[Action item] Without including any pictures, copy every line below exactly.

[Material for this exercise]
►

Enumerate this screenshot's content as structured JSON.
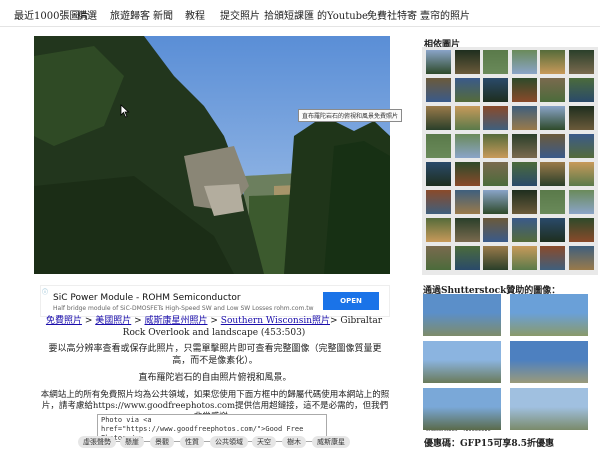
{
  "nav": {
    "items": [
      "最近1000張圖片",
      "精選",
      "旅遊歸客",
      "新聞",
      "教程",
      "提交照片",
      "拾頒短課匯",
      "的Youtube",
      "免費社特寄",
      "壹帘的照片"
    ],
    "colors": {
      "text": "#222222",
      "bg": "#ffffff"
    }
  },
  "photo": {
    "tooltip": "直布羅陀岩石的俯視和風景免費照片",
    "cursor_icon": "cursor-arrow-icon"
  },
  "ad": {
    "title": "SiC Power Module - ROHM Semiconductor",
    "subtitle": "Half bridge module of SiC-DMOSFETs High-Speed SW and Low SW Losses rohm.com.tw",
    "button": "OPEN",
    "info_icon": "ad-info-icon"
  },
  "breadcrumb": {
    "links": [
      "免費照片",
      "美國照片",
      "威斯康星州照片",
      "Southern Wisconsin照片"
    ],
    "separator": " > ",
    "tail": "> Gibraltar Rock Overlook and landscape (453:503)"
  },
  "content": {
    "download_hint": "要以高分辨率查看或保存此照片，只需單擊照片即可查看完整圖像（完整圖像質量更高，而不是像素化）。",
    "caption": "直布羅陀岩石的自由照片俯視和風景。",
    "license_text": "本網站上的所有免費照片均為公共領域，如果您使用下面方框中的歸屬代碼使用本網站上的照片，請考慮給https://www.goodfreephotos.com提供信用超鏈接，這不是必需的，但我們非常感謝。",
    "code_box": "Photo via <a href=\"https://www.goodfreephotos.com/\">Good Free Photos</a>"
  },
  "tags": [
    "虛張聲勢",
    "懸崖",
    "景觀",
    "性質",
    "公共領域",
    "天空",
    "樹木",
    "威斯康星"
  ],
  "sidebar": {
    "related_title": "相依圖片",
    "shutterstock_title": "通過Shutterstock贊助的圖像：",
    "shutterstock_label": "shutterstock · 419069916",
    "promo": "優惠碼：GFP15可享8.5折優惠"
  }
}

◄

[Answer]
Enumerate this screenshot's content as structured JSON.
{
  "nav": {
    "items": [
      "最近1000張圖片",
      "精選",
      "旅遊歸客",
      "新聞",
      "教程",
      "提交照片",
      "拾頒短課匯",
      "的Youtube",
      "免費社特寄",
      "壹帘的照片"
    ],
    "colors": {
      "text": "#222222",
      "bg": "#ffffff"
    }
  },
  "photo": {
    "tooltip": "直布羅陀岩石的俯視和風景免費照片",
    "cursor_icon": "cursor-arrow-icon"
  },
  "ad": {
    "title": "SiC Power Module - ROHM Semiconductor",
    "subtitle": "Half bridge module of SiC-DMOSFETs High-Speed SW and Low SW Losses rohm.com.tw",
    "button": "OPEN",
    "info_icon": "ad-info-icon"
  },
  "breadcrumb": {
    "links": [
      "免費照片",
      "美國照片",
      "威斯康星州照片",
      "Southern Wisconsin照片"
    ],
    "separator": " > ",
    "tail": "> Gibraltar Rock Overlook and landscape (453:503)"
  },
  "content": {
    "download_hint": "要以高分辨率查看或保存此照片，只需單擊照片即可查看完整圖像（完整圖像質量更高，而不是像素化）。",
    "caption": "直布羅陀岩石的自由照片俯視和風景。",
    "license_text": "本網站上的所有免費照片均為公共領域，如果您使用下面方框中的歸屬代碼使用本網站上的照片，請考慮給https://www.goodfreephotos.com提供信用超鏈接，這不是必需的，但我們非常感謝。",
    "code_box": "Photo via <a href=\"https://www.goodfreephotos.com/\">Good Free Photos</a>"
  },
  "tags": [
    "虛張聲勢",
    "懸崖",
    "景觀",
    "性質",
    "公共領域",
    "天空",
    "樹木",
    "威斯康星"
  ],
  "sidebar": {
    "related_title": "相依圖片",
    "shutterstock_title": "通過Shutterstock贊助的圖像：",
    "shutterstock_label": "shutterstock · 419069916",
    "promo": "優惠碼：GFP15可享8.5折優惠"
  }
}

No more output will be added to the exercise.